PROMPT:
The word "Ireland" occurs in some lines of the data. Return each such line.

[Dataset rows for apps and sites]
•••
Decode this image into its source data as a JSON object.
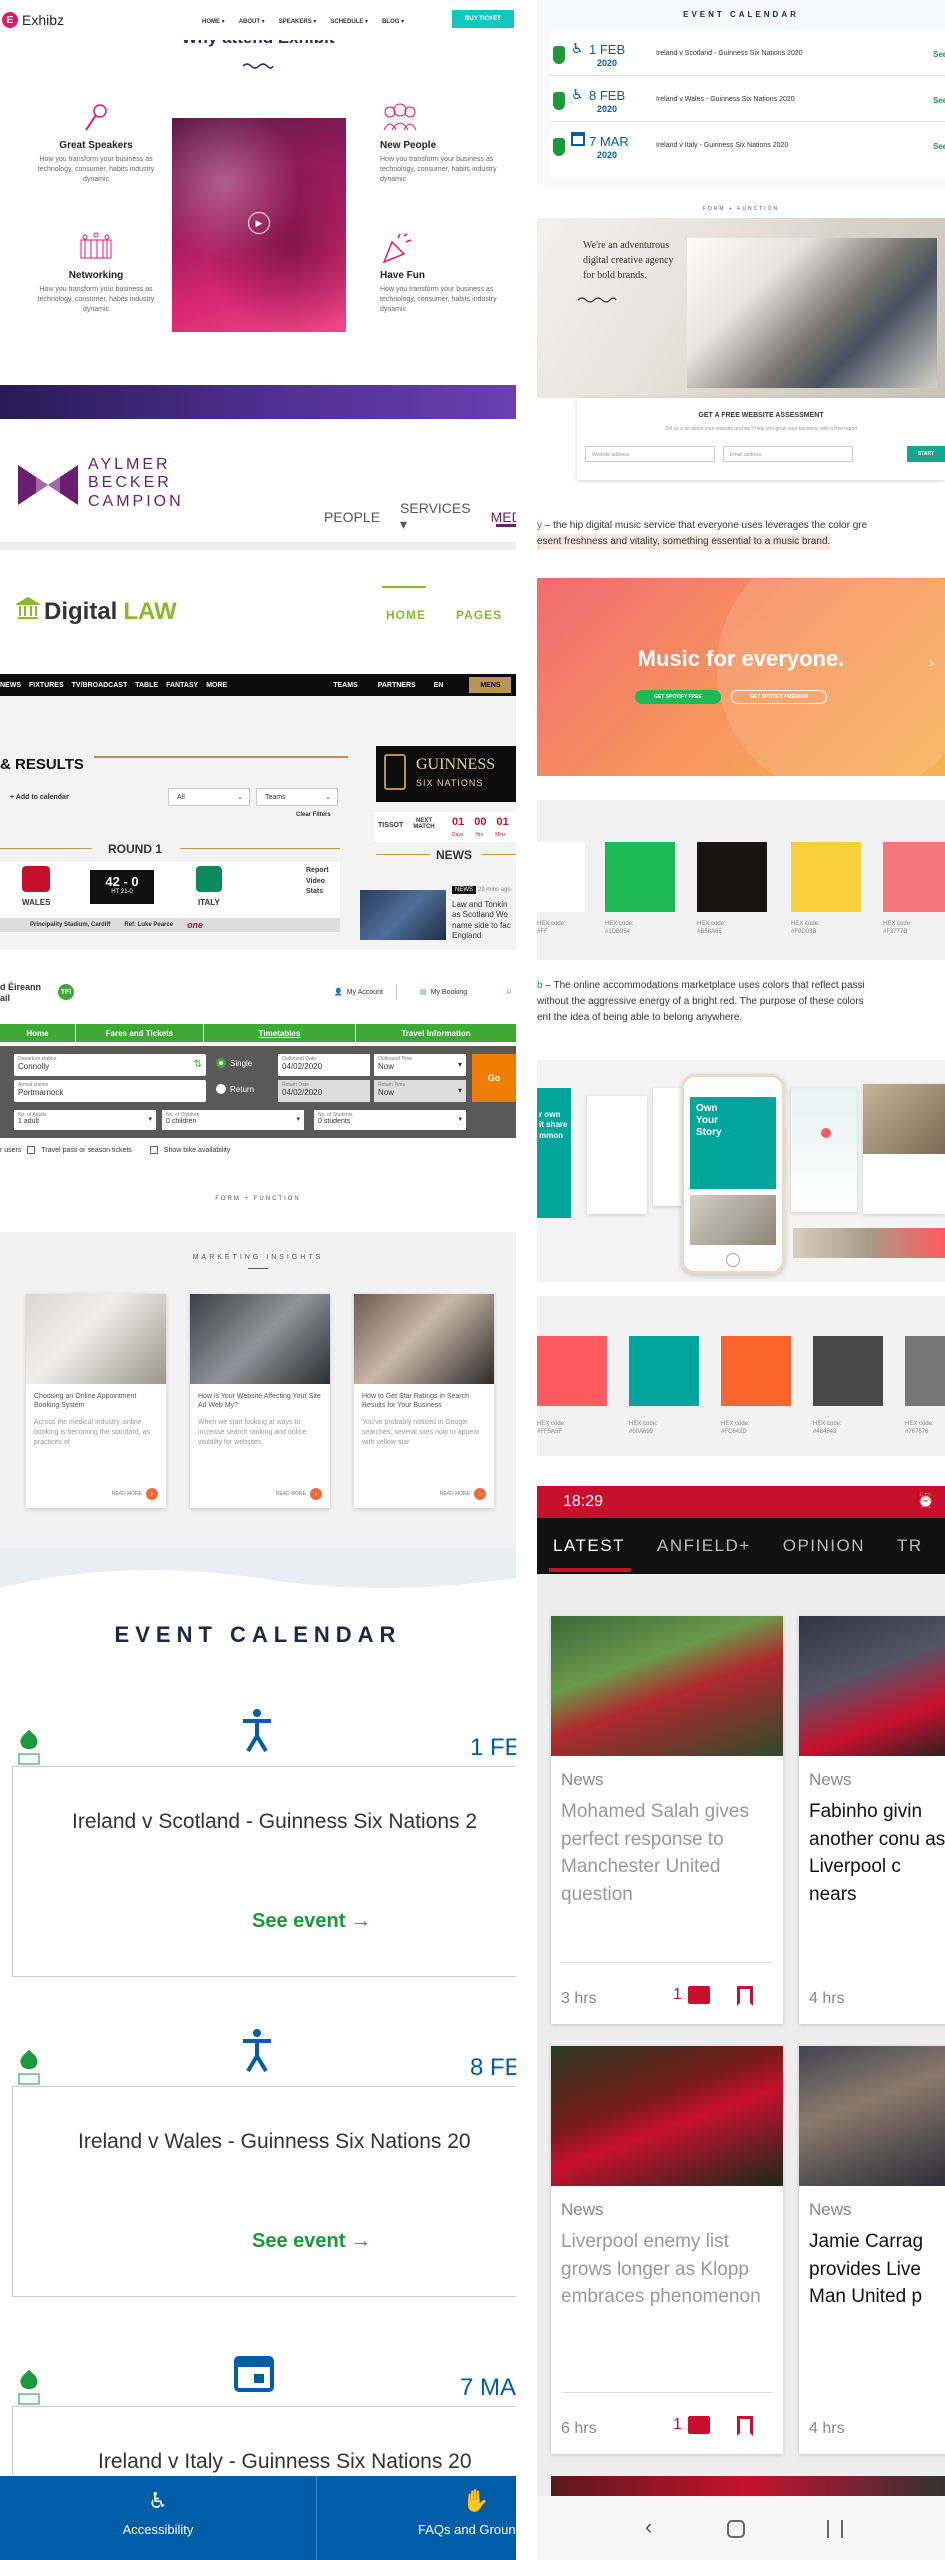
{
  "exhibz": {
    "logo": "Exhibz",
    "menu": [
      "HOME ▾",
      "ABOUT ▾",
      "SPEAKERS ▾",
      "SCHEDULE ▾",
      "BLOG ▾"
    ],
    "buy": "BUY TICKET",
    "title": "Why attend Exhibit",
    "features": [
      {
        "title": "Great Speakers",
        "text": "How you transform your business as technology, consumer, habits industry dynamic"
      },
      {
        "title": "New People",
        "text": "How you transform your business as technology, consumer, habits industry dynamic"
      },
      {
        "title": "Networking",
        "text": "How you transform your business as technology, consumer, habits industry dynamic"
      },
      {
        "title": "Have Fun",
        "text": "How you transform your business as technology, consumer, habits industry dynamic"
      }
    ]
  },
  "aylmer": {
    "name": [
      "AYLMER",
      "BECKER",
      "CAMPION"
    ],
    "nav": [
      "PEOPLE",
      "SERVICES ▾",
      "MED"
    ]
  },
  "digital_law": {
    "name_a": "Digital",
    "name_b": "LAW",
    "nav": [
      "HOME",
      "PAGES"
    ]
  },
  "rugby": {
    "topnav": [
      "NEWS",
      "FIXTURES",
      "TV/BROADCAST",
      "TABLE",
      "FANTASY",
      "MORE"
    ],
    "rightnav": [
      "TEAMS",
      "PARTNERS",
      "EN"
    ],
    "mens": "MENS",
    "heading": "& RESULTS",
    "add_cal": "+ Add to calendar",
    "filter1": "All",
    "filter2": "Teams",
    "clear": "Clear Filters",
    "round": "ROUND 1",
    "home": "WALES",
    "away": "ITALY",
    "score": "42 - 0",
    "ht": "HT 21-0",
    "links": [
      "Report",
      "Video",
      "Stats"
    ],
    "stadium": "Principality Stadium, Cardiff",
    "ref": "Ref: Luke Pearce",
    "sponsor": "one",
    "guinness": [
      "GUINNESS",
      "SIX NATIONS"
    ],
    "tissot": "TISSOT",
    "next_match": "NEXT MATCH",
    "countdown": [
      "01",
      "00",
      "01"
    ],
    "countdown_units": [
      "Days",
      "Hrs",
      "Mins"
    ],
    "news_head": "NEWS",
    "news_tag": "NEWS",
    "news_time": "29 mins ago",
    "news_text": "Law and Tonkin as Scotland Wo name side to fac England"
  },
  "irish_rail": {
    "brand": [
      "d Éireann",
      "ail"
    ],
    "my_account": "My Account",
    "my_booking": "My Booking",
    "tabs": [
      "Home",
      "Fares and Tickets",
      "Timetables",
      "Travel Information"
    ],
    "fields": [
      {
        "label": "Departure station",
        "value": "Connolly"
      },
      {
        "label": "Arrival station",
        "value": "Portmarnock"
      }
    ],
    "single": "Single",
    "return": "Return",
    "out_date_label": "Outbound Date",
    "out_date": "04/02/2020",
    "out_time_label": "Outbound Time",
    "out_time": "Now",
    "ret_date_label": "Return Date",
    "ret_date": "04/02/2020",
    "ret_time_label": "Return Time",
    "ret_time": "Now",
    "adults_label": "No. of Adults",
    "adults": "1 adult",
    "children_label": "No. of Children",
    "children": "0 children",
    "students_label": "No. of Students",
    "students": "0 students",
    "go": "Go",
    "note1": "r users",
    "note2": "Travel pass or season tickets",
    "note3": "Show bike availability"
  },
  "form_function_1": "FORM + FUNCTION",
  "insights": {
    "title": "MARKETING INSIGHTS",
    "cards": [
      {
        "title": "Choosing an Online Appointment Booking System",
        "text": "Across the medical industry, online booking is becoming the standard, as practices of",
        "more": "READ MORE"
      },
      {
        "title": "How is Your Website Affecting Your Site Ad Web My?",
        "text": "When we start looking at ways to increase search ranking and online visibility for websites,",
        "more": "READ MORE"
      },
      {
        "title": "How to Get Star Ratings in Search Results for Your Business",
        "text": "You've probably noticed in Google searches, several sites now to appear with yellow star",
        "more": "READ MORE"
      }
    ]
  },
  "event_calendar": {
    "title": "EVENT CALENDAR",
    "events": [
      {
        "date": "1 FEB",
        "match": "Ireland v Scotland - Guinness Six Nations 2",
        "cta": "See event →"
      },
      {
        "date": "8 FEB",
        "match": "Ireland v Wales - Guinness Six Nations 20",
        "cta": "See event →"
      },
      {
        "date": "7 MA",
        "match": "Ireland v Italy - Guinness Six Nations 20",
        "cta": ""
      }
    ],
    "footer": [
      "Accessibility",
      "FAQs and Ground"
    ]
  },
  "event_small": {
    "title": "EVENT CALENDAR",
    "events": [
      {
        "day": "1 FEB",
        "year": "2020",
        "match": "Ireland v Scotland - Guinness Six Nations 2020",
        "cta": "See"
      },
      {
        "day": "8 FEB",
        "year": "2020",
        "match": "Ireland v Wales - Guinness Six Nations 2020",
        "cta": "See"
      },
      {
        "day": "7 MAR",
        "year": "2020",
        "match": "Ireland v Italy - Guinness Six Nations 2020",
        "cta": "See"
      }
    ]
  },
  "agency": {
    "label": "FORM + FUNCTION",
    "quote": [
      "We're an adventurous",
      "digital creative agency",
      "for bold brands."
    ],
    "assessment": "GET A FREE WEBSITE ASSESSMENT",
    "assessment_sub": "Tell us a bit about your website and we'll help you grow your business with a free report",
    "field1": "Website address",
    "field2": "Email address",
    "submit": "START"
  },
  "spotify": {
    "intro_a": "y",
    "intro_b": " – the hip digital music service that everyone uses leverages the color gre",
    "intro_c": "esent freshness and vitality, something essential to a music brand.",
    "headline": "Music for everyone.",
    "btn1": "GET SPOTIFY FREE",
    "btn2": "GET SPOTIFY PREMIUM",
    "swatches": [
      {
        "color": "#FFFFFF",
        "code": "HEX code:",
        "hex": "#FF"
      },
      {
        "color": "#1DB954",
        "code": "HEX code:",
        "hex": "#1DB954"
      },
      {
        "color": "#191414",
        "code": "HEX code:",
        "hex": "#B58A65"
      },
      {
        "color": "#F9D03B",
        "code": "HEX code:",
        "hex": "#F9D03B"
      },
      {
        "color": "#F3777B",
        "code": "HEX code:",
        "hex": "#F3777B"
      }
    ]
  },
  "airbnb": {
    "intro_a": "b",
    "intro_b": " – The online accommodations marketplace uses colors that reflect passi",
    "intro_c": "without the aggressive energy of a bright red. The purpose of these colors",
    "intro_d": "ent the idea of being able to belong anywhere.",
    "phone_text": [
      "Own",
      "Your",
      "Story"
    ],
    "side_text": [
      "r own",
      "it share",
      "mmon"
    ],
    "swatches": [
      {
        "color": "#FF5A5F",
        "code": "HEX code:",
        "hex": "#FF5A5F"
      },
      {
        "color": "#00A699",
        "code": "HEX code:",
        "hex": "#00A699"
      },
      {
        "color": "#FC642D",
        "code": "HEX code:",
        "hex": "#FC642D"
      },
      {
        "color": "#484848",
        "code": "HEX code:",
        "hex": "#484848"
      },
      {
        "color": "#767676",
        "code": "HEX code:",
        "hex": "#767676"
      }
    ]
  },
  "liverpool": {
    "time": "18:29",
    "tabs": [
      "LATEST",
      "ANFIELD+",
      "OPINION",
      "TR"
    ],
    "cards": [
      {
        "cat": "News",
        "title": "Mohamed Salah gives perfect response to Manchester United question",
        "ago": "3 hrs",
        "comments": "1"
      },
      {
        "cat": "News",
        "title": "Fabinho givin another conu as Liverpool c nears",
        "ago": "4 hrs",
        "comments": ""
      },
      {
        "cat": "News",
        "title": "Liverpool enemy list grows longer as Klopp embraces phenomenon",
        "ago": "6 hrs",
        "comments": "1"
      },
      {
        "cat": "News",
        "title": "Jamie Carrag provides Live Man United p",
        "ago": "4 hrs",
        "comments": ""
      }
    ]
  },
  "colors": {
    "exhibz_pink": "#e6186e",
    "teal": "#15c6c0",
    "navy": "#2b2a6e",
    "purple": "#6b1e6e",
    "law_green": "#8bb82c",
    "rugby_gold": "#b8935a",
    "rail_green": "#3eaa35",
    "rail_orange": "#ef7d00",
    "irfu_blue": "#005ea8",
    "irfu_green": "#1a9a3a",
    "lfc_red": "#c8102e"
  }
}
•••
ANSWER FOR THIS EXERCISE:
        "match": "Ireland v Scotland - Guinness Six Nations 2",
        "match": "Ireland v Wales - Guinness Six Nations 20",
        "match": "Ireland v Italy - Guinness Six Nations 20",
        "match": "Ireland v Scotland - Guinness Six Nations 2020",
        "match": "Ireland v Wales - Guinness Six Nations 2020",
        "match": "Ireland v Italy - Guinness Six Nations 2020",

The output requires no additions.